  • Rely solely (or heavily) on the existence of insurance as a risk management tool.
  • Use state regulations as their standard of care.
  • May establish written policies relevant to effective risk management but may not consistently provide employees or volunteers with “the why” or the rationale that forms the basis of the policy. As a result, they are not fully implemented.
  • Do not identify individuals or departments as responsible for youth safety.

Commitment exists when organizational leadership prioritizes abuse prevention at a high level. Committed organizations ensure their standards are clear, understood by staff, and routinely followed. A dedicated internal champion often nurtures this Commitment. Committed organizations:

  • Utilize senior leadership to publicly demonstrate, through words and actions, the institution’s Commitment to abuse prevention on an ongoing basis.
  • Identify and empower a point person or group to oversee initiatives related to the protection of minors.
  • Establish best practice standards for interactions with minors, including appropriate and inappropriate boundaries and how to manage high-risk activities.
  • Integrate abuse risk management in the screening process for all new employees and volunteers.
  • Train all employees and volunteers on impactful abuse prevention content and have mechanisms to maintain ongoing awareness.
  • Have a reporting culture that may over report, but not overreact.
  • Treat allegations and incidents as an opportunity to strengthen youth protection efforts.
  • Have systems in place to hold people accountable for prioritizing safety.

Impact of Trends on the Three C’s 

Over the past few years, we’ve witnessed an unprecedented increase in public awareness of organizational sexual abuse, resulting in a high demand for accountability in prevention and response efforts across industries. Several high-profile cases and investigations have shed light on our overall understanding of the scope and dynamics of sexual abuse, making Complacency even less acceptable. Though many of these cases are historical in nature, their impact is shaping how organizations move forward to create a safe environment in the present.

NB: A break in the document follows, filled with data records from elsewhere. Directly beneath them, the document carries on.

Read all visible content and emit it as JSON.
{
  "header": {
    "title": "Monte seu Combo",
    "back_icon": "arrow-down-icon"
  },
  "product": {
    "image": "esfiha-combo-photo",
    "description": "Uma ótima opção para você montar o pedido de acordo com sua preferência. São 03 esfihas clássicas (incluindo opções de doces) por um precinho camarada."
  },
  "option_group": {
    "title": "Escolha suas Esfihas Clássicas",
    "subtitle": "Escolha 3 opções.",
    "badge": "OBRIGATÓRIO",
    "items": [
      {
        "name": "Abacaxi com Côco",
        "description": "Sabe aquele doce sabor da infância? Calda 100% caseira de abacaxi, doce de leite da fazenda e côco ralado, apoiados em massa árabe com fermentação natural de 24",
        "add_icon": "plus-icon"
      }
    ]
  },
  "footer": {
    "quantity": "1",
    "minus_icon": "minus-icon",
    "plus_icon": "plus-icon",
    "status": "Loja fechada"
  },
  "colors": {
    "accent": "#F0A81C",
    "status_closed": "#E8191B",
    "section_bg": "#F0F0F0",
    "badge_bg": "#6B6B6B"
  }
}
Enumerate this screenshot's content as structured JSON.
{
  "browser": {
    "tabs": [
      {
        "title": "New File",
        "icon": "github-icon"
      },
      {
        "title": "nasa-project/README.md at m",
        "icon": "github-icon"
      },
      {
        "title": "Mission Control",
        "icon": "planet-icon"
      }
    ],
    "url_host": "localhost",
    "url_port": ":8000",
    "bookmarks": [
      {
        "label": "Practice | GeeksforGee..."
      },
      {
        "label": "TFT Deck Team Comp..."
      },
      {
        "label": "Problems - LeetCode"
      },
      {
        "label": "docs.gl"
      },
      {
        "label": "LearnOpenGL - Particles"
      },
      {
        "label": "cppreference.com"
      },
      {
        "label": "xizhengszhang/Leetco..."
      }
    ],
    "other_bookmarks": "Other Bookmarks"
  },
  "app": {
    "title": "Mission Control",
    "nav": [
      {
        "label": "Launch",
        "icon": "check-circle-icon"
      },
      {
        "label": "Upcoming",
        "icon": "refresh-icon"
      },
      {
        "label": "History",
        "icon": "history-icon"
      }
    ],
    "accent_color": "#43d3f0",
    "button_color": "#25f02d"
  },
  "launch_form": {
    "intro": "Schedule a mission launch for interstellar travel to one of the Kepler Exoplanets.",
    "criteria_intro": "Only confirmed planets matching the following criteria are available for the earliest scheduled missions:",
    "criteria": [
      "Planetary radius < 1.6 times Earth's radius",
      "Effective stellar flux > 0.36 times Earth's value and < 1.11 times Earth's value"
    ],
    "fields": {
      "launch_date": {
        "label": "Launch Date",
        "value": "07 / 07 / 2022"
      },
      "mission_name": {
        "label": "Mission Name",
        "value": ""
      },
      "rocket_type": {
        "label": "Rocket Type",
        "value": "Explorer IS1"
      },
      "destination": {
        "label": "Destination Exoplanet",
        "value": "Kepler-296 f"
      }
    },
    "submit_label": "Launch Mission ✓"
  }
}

As more organizations gain awareness and move out of Complacency, there is a temptation to get stuck in a Compliance mindset. The “Compliance trap” is dangerous because organizations can point to doing “something” to prevent abuse when, in actuality, they are just “checking a box.” This can quickly lead to a false sense of security. Moving forward, our challenge will be to continue to help move organizations through to Commitment.


Commitment to safety is the most important principle in navigating the complex landscape of safeguarding vulnerable populations.  As institutions embrace the ethos of Commitment, they embark on a profound journey of transformation, where each action, policy, and decision are infused with the duty to protect. By prioritizing abuse prevention across all levels and empowering passionate advocates, these institutions bolster their defenses against potential harm and foster cultures of vigilance, compassion, and accountability. Let us not settle for mere compliance or linger in Complacency but strive for the pinnacle of Commitment, where the safety and well-being of those we serve remain unwavering priorities.

Learn more about the 3 C’s and how your organization can move through to Commitment in our 2024 Praesidium Report.